New Multi-State Outbreak of E. coli Likely Linked to Romaine Lettuce…Again.
After three large outbreaks of E. coli O157:H7 linked to romaine lettuce in less than a year, the FDA recommended that growers modify their operations to prevent contamination from cow manure that was coming in contact with their products. They also recommended that all parts of the supply chain actively track the journey of the lettuce we eat, from the farm where it was grown to grocers’ shelves where it was sold. While farmers, suppliers, transporters and grocers all committed to doing this, there has been little tangible to show from it so far. This is so important because the type of E. coli bacteria in these outbreaks produces something called Shiga toxin, which can make people seriously ill, cause kidney damage and too often can be deadly. And, because this bacteria keeps ending up on fresh romaine, which consumers eat raw, there is no opportunity for the bacteria to be killed before being consumed.
We now have another E. coli outbreak, first identified in Wisconsin, of this same type of bacteria. It has since been found in other states and initial testing of products in Maryland indicate that it is likely, once again, contaminated romaine lettuce that is to blame. In this case investigators found E. coli O157:H7 in a package of ‘Ready Pac Bistro® Chicken Caesar Salad’. They have also linked a total of 17 related cases so far in 8 different states. Most of those states, including Wisconsin which has 6 linked cases, do not sell ‘Ready Pac’ products, so we know the contaminated ingredient is likely in multiple products and is certainly widespread.
“We need the investigators at the CDC, FDA and state health departments to complete matching the genetic fingerprints in this outbreak and trace the contaminated products to their source. Victims of E. coli poisoning deserve to know what made them so sick.”
-Fred Pritzker, food safety attorney at the Pritzker Hageman law firm
How Do Investigators Try to Figure Out Where E. coli Contamination is Coming From?
When investigators work to figure out if people who have been sickened by E. coli were sickened from the same source, they start by determining if infected people consumed the same product, products containing the same ingredients or products that all came from the same place. This is called epidemiological evidence. Scientists then can use “genetic fingerprinting” to determine if the E. coli infecting one person came from the same source as the E. coli infecting another person. If they have a sample of contaminated product, they can then determine if the E. coli on that product is also from the same source. Investigators in Maryland used an extremely accurate form of this fingerprinting technique called Whole Genome Sequencing (WGS) to initially tie people infected with E. coli to one another and to the ‘Ready Pac’ product. Scientists in all the other states are using this or similar techniques, along with the epidemiological evidence, to try and match everyone in this outbreak to each other and to the products they have consumed.

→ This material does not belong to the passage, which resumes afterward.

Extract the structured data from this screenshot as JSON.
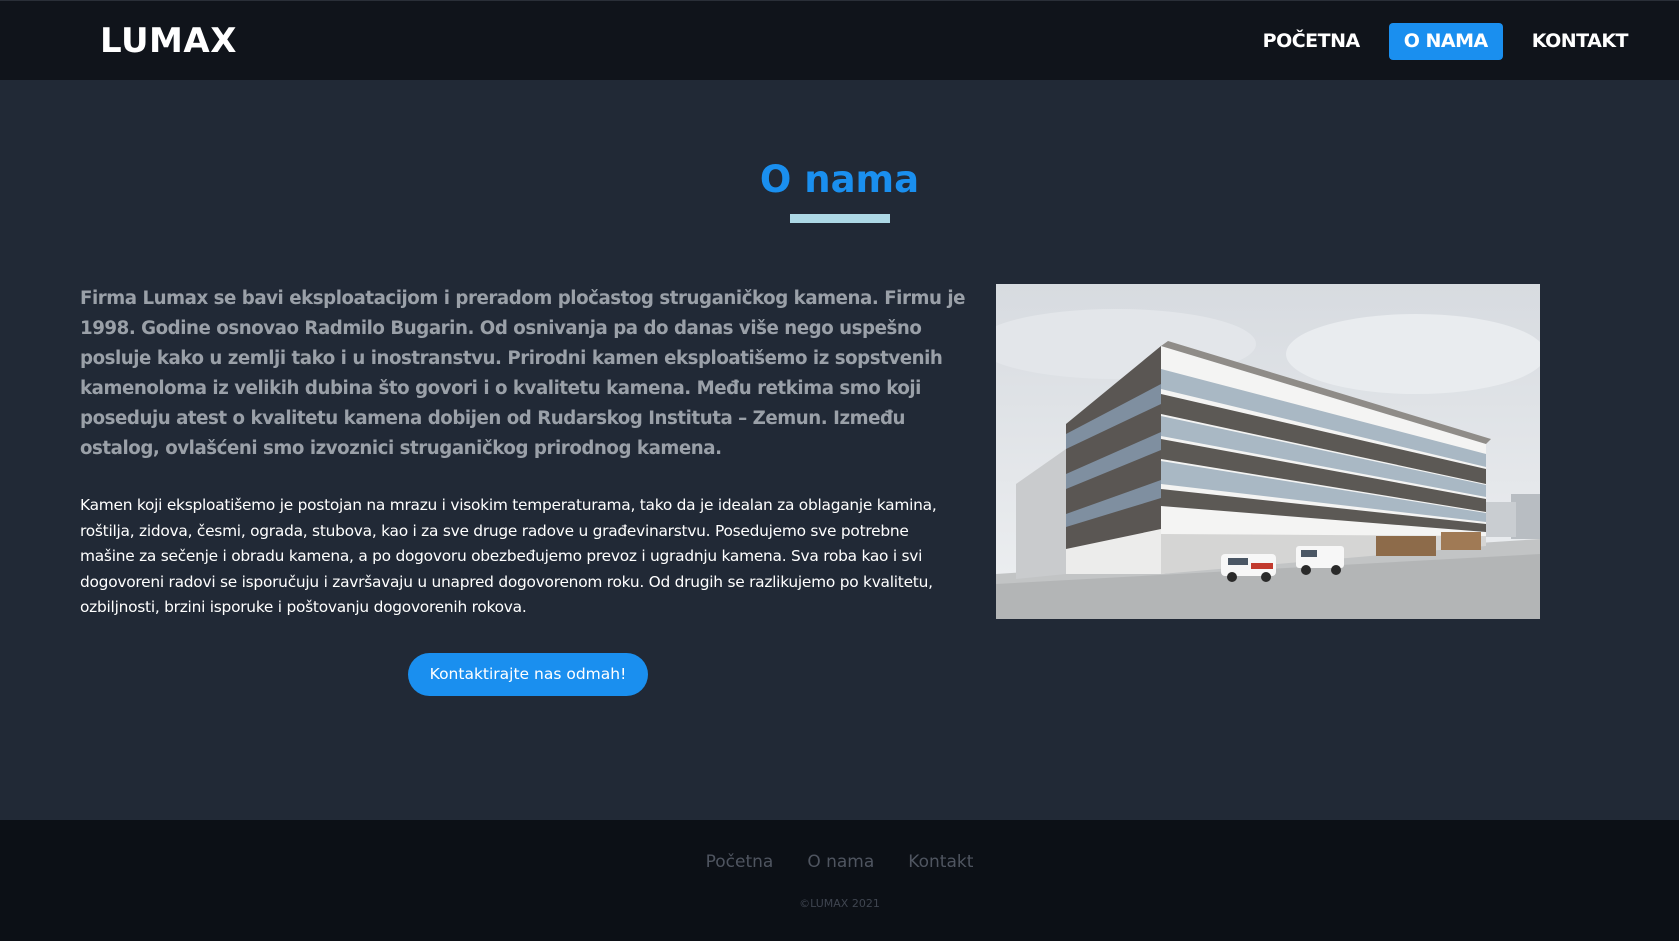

They can even use the degree of the genetic match to determine not just whether a product or victim matches, but how closely they match. This can provide information on the extent of the contamination and whether the contamination is related to other outbreaks in the past.
Why Haven’t They Been Able to Find the Source of E. coli Contamination in this Outbreak Yet?
So, if all of these investigators are putting together all of these clues…and if producers and supplier are supposed to be keeping track of where the lettuce they sell comes from…why don’t we know who the growers and suppliers of the lettuce are? Why haven’t the efforts of the investigators allowed them to find the source of the contamination (something the scientists call “traceback”)?
It’s hard enough and rare enough that investigators are able to find actual contaminated product – with an incubation time of 3-4 days before symptoms occur, contaminated products are often consumed or discarded by the time someone thinks to check them for contamination, and in a single bag of lettuce only a few pieces might be contaminated and consumed while the rest of the unused pieces are fine – so when they do have an actual positive sample of the product it should be a slam-dunk to trace the product back through the supply chain to the farm that grew it. Right? But in this outbreak, once again, they haven’t been able to. The best they have been able to do so far is to say it may have come from somewhere in California. Possibly, but not certainly, from the Salinas region. They will continue to work hard to try and pinpoint it further, but this may be the best they are able to do because the growers, suppliers and vendors have not implemented the tracking processes and technologies that were recommended after the last outbreak. This means that by the time the lettuce is in the bag it has moved between multiple transporters, suppliers, and vendors and may have been mixed with lettuce from farms all over the current growing regions. And so, once again, we are left, at least so far, not knowing how and where manure is getting onto our fresh vegetables resulting in people all over the country, who believe they are eating what should be healthy food, to fall victim to E. coli poisoning.
“The producers and suppliers of romaine lettuce and other produce need to get their act together and start tracking where their products come from and where they end up. Until they do, we’ll continue to get products contaminated with fecal matter, and we’ll see plenty more E. coli outbreaks in the future.”